Politicians criticized for inaction amid KCCA demolitions in Makindye

Politicians criticized for inaction amid KCCA demolitions in Makindye
NEED party officials addressing the press recently

Kampala, Uganda | By Michael Wandati | The National Economic Empowerment Dialogue (NEED) party has strongly criticized political leaders for what they perceive as a disregard for the plight of impoverished residents in areas like Kansanga, Kabalagala, Bunga, and Ggaba.

The cause for concern stems from the ongoing demolitions conducted by the Kampala Capital City Authority (KCCA) in these regions.

These demolitions by the KCCA are part of the preparatory measures for the upcoming 19th Summit of the Non-Aligned Movement (NAM), scheduled to take place from January 15 to 20, 2024, at the Munyonyo Commonwealth Resort.

Following this summit, Uganda is set to host the Third South Summit, organized under the framework of the Group of 77 and China, a coalition of developing countries. The Third South Summit is slated for January 21-23, also at the Munyonyo Commonwealth Resort.

Addressing the media at the party’s headquarters in Rubaga, Charles Basajja, the party treasurer, expressed deep concern over the apparent neglect by leaders from Makindye Division. According to Basajja, these leaders had been actively collecting money from traders operating along various roads in the affected areas. However, when the KCCA initiated demolitions, these leaders allegedly failed to provide adequate protection or support to the affected residents.

Also Read: Over 3,000 buildings face demolition in Kampala

Basajja emphasized that many of the affected traders had received financial assistance through programs like the Parish Development Model and Emyooga, aimed at supporting small businesses. Despite this assistance, their properties are now being demolished in preparation for events that Basajja argued have limited direct benefits for the impoverished population.

He particularly criticized the notion of sacrificing the livelihoods of these individuals for a one-week event, emphasizing the minimal impact it has on the well-being of the economically vulnerable citizens.

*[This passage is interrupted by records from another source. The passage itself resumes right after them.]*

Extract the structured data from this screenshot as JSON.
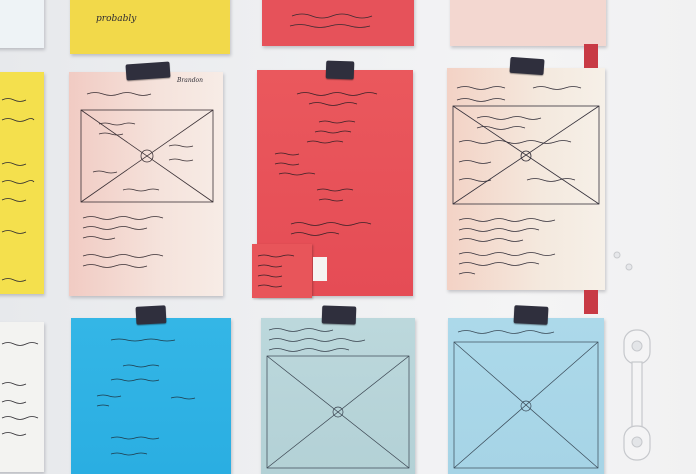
{
  "scene": {
    "description_words": [
      "probably"
    ],
    "colors": {
      "wall": "#eceef0",
      "yellow": "#f2de4c",
      "red": "#e8555a",
      "pink": "#f2cfc6",
      "cream": "#f4ece0",
      "blue": "#2fb2e4",
      "pale_blue": "#b7d6dc",
      "light_blue": "#a8d6e8",
      "tape": "#2f2f3d"
    }
  },
  "cards": {
    "top_yellow_word": "probably",
    "pink_card_name": "Brandon"
  }
}
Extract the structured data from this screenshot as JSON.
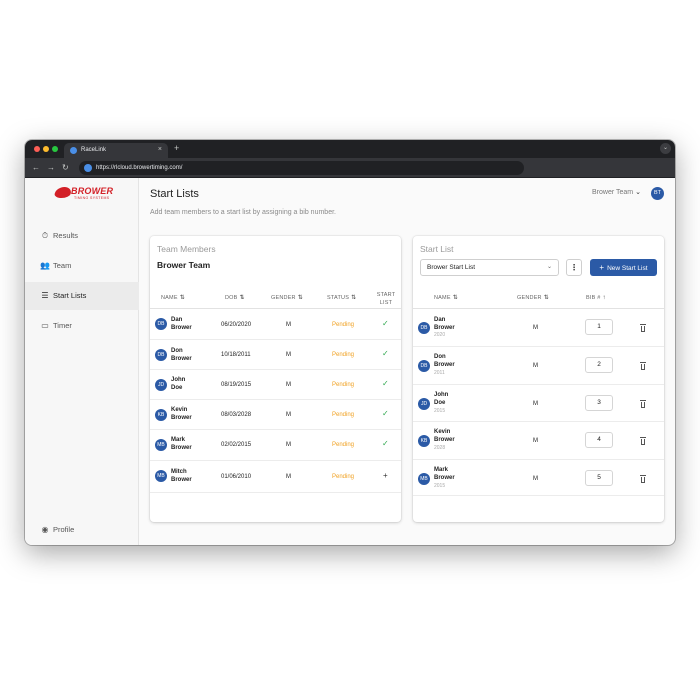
{
  "browser": {
    "tab_title": "RaceLink",
    "tab_close": "×",
    "new_tab": "+",
    "tab_menu": "⌄",
    "url": "https://rlcloud.browertiming.com/",
    "back": "←",
    "forward": "→",
    "reload": "↻"
  },
  "logo": {
    "brand": "BROWER",
    "sub": "TIMING SYSTEMS"
  },
  "sidebar": {
    "items": [
      {
        "label": "Results",
        "icon": "stopwatch-icon",
        "glyph": "⏱"
      },
      {
        "label": "Team",
        "icon": "team-icon",
        "glyph": "👥"
      },
      {
        "label": "Start Lists",
        "icon": "list-icon",
        "glyph": "☰"
      },
      {
        "label": "Timer",
        "icon": "camera-icon",
        "glyph": "▭"
      }
    ],
    "profile": {
      "label": "Profile",
      "glyph": "◉"
    }
  },
  "header": {
    "title": "Start Lists",
    "subtitle": "Add team members to a start list by assigning a bib number.",
    "team_switch": "Brower Team",
    "avatar": "BT"
  },
  "team_members": {
    "label": "Team Members",
    "team_name": "Brower Team",
    "columns": {
      "name": "NAME",
      "dob": "DOB",
      "gender": "GENDER",
      "status": "STATUS",
      "start_list_1": "START",
      "start_list_2": "LIST"
    },
    "sort_glyph": "⇅",
    "rows": [
      {
        "initials": "DB",
        "first": "Dan",
        "last": "Brower",
        "dob": "06/20/2020",
        "gender": "M",
        "status": "Pending",
        "action": "✓"
      },
      {
        "initials": "DB",
        "first": "Don",
        "last": "Brower",
        "dob": "10/18/2011",
        "gender": "M",
        "status": "Pending",
        "action": "✓"
      },
      {
        "initials": "JD",
        "first": "John",
        "last": "Doe",
        "dob": "08/19/2015",
        "gender": "M",
        "status": "Pending",
        "action": "✓"
      },
      {
        "initials": "KB",
        "first": "Kevin",
        "last": "Brower",
        "dob": "08/03/2028",
        "gender": "M",
        "status": "Pending",
        "action": "✓"
      },
      {
        "initials": "MB",
        "first": "Mark",
        "last": "Brower",
        "dob": "02/02/2015",
        "gender": "M",
        "status": "Pending",
        "action": "✓"
      },
      {
        "initials": "MB",
        "first": "Mitch",
        "last": "Brower",
        "dob": "01/06/2010",
        "gender": "M",
        "status": "Pending",
        "action": "+"
      }
    ]
  },
  "start_list": {
    "label": "Start List",
    "selected": "Brower Start List",
    "select_chevron": "⌄",
    "kebab": "⋮",
    "new_button": "New Start List",
    "new_plus": "+",
    "columns": {
      "name": "NAME",
      "gender": "GENDER",
      "bib": "BIB #"
    },
    "sort_glyph": "⇅",
    "bib_sort_glyph": "↑",
    "rows": [
      {
        "initials": "DB",
        "first": "Dan",
        "last": "Brower",
        "year": "2020",
        "gender": "M",
        "bib": "1"
      },
      {
        "initials": "DB",
        "first": "Don",
        "last": "Brower",
        "year": "2011",
        "gender": "M",
        "bib": "2"
      },
      {
        "initials": "JD",
        "first": "John",
        "last": "Doe",
        "year": "2015",
        "gender": "M",
        "bib": "3"
      },
      {
        "initials": "KB",
        "first": "Kevin",
        "last": "Brower",
        "year": "2028",
        "gender": "M",
        "bib": "4"
      },
      {
        "initials": "MB",
        "first": "Mark",
        "last": "Brower",
        "year": "2015",
        "gender": "M",
        "bib": "5"
      }
    ]
  },
  "colors": {
    "accent": "#2b5aa6",
    "brand_red": "#d32027",
    "pending": "#f0a020",
    "check": "#2fa84f"
  }
}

The party’s critique raises questions about the priorities and responsibilities of political leaders in the face of development initiatives and international summits. It underscores the need for a more comprehensive and inclusive approach to urban development, ensuring that the interests and livelihoods of the most vulnerable members of society are not overlooked or sacrificed in the pursuit of broader national objectives.